> **Exercise goal**
Please copy out the entries exactly, skipping any pictures.

Website and app data records

>>>>

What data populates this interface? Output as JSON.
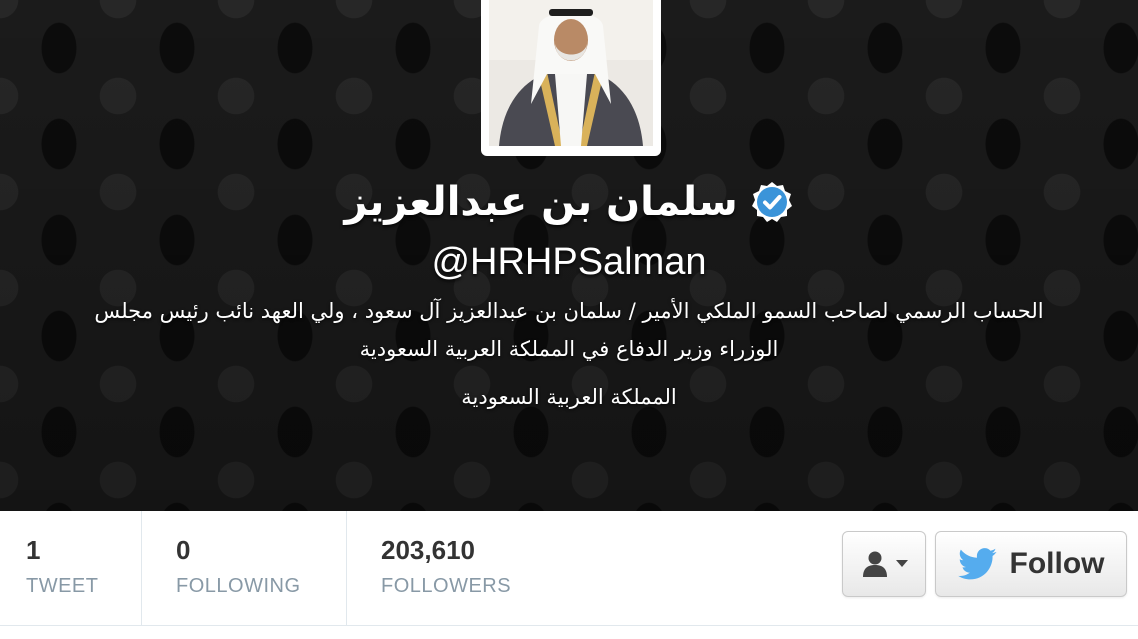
{
  "profile": {
    "display_name": "سلمان بن عبدالعزيز",
    "handle": "@HRHPSalman",
    "bio": "الحساب الرسمي لصاحب السمو الملكي الأمير / سلمان بن عبدالعزيز آل سعود ، ولي العهد نائب رئيس مجلس الوزراء وزير الدفاع في المملكة العربية السعودية",
    "location": "المملكة العربية السعودية",
    "verified_icon": "verified-badge-icon"
  },
  "stats": {
    "tweets": {
      "value": "1",
      "label": "TWEET"
    },
    "following": {
      "value": "0",
      "label": "FOLLOWING"
    },
    "followers": {
      "value": "203,610",
      "label": "FOLLOWERS"
    }
  },
  "actions": {
    "user_menu_icon": "user-dropdown-icon",
    "follow_label": "Follow",
    "follow_icon": "twitter-bird-icon"
  },
  "colors": {
    "header_bg": "#1b1b1b",
    "verified_blue": "#3b94d9",
    "twitter_blue": "#55acee",
    "stat_label": "#8899a6",
    "stat_value": "#333333"
  }
}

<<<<

> **Answer space**
What data populates this interface? Output as JSON.
{
  "profile": {
    "display_name": "سلمان بن عبدالعزيز",
    "handle": "@HRHPSalman",
    "bio": "الحساب الرسمي لصاحب السمو الملكي الأمير / سلمان بن عبدالعزيز آل سعود ، ولي العهد نائب رئيس مجلس الوزراء وزير الدفاع في المملكة العربية السعودية",
    "location": "المملكة العربية السعودية",
    "verified_icon": "verified-badge-icon"
  },
  "stats": {
    "tweets": {
      "value": "1",
      "label": "TWEET"
    },
    "following": {
      "value": "0",
      "label": "FOLLOWING"
    },
    "followers": {
      "value": "203,610",
      "label": "FOLLOWERS"
    }
  },
  "actions": {
    "user_menu_icon": "user-dropdown-icon",
    "follow_label": "Follow",
    "follow_icon": "twitter-bird-icon"
  },
  "colors": {
    "header_bg": "#1b1b1b",
    "verified_blue": "#3b94d9",
    "twitter_blue": "#55acee",
    "stat_label": "#8899a6",
    "stat_value": "#333333"
  }
}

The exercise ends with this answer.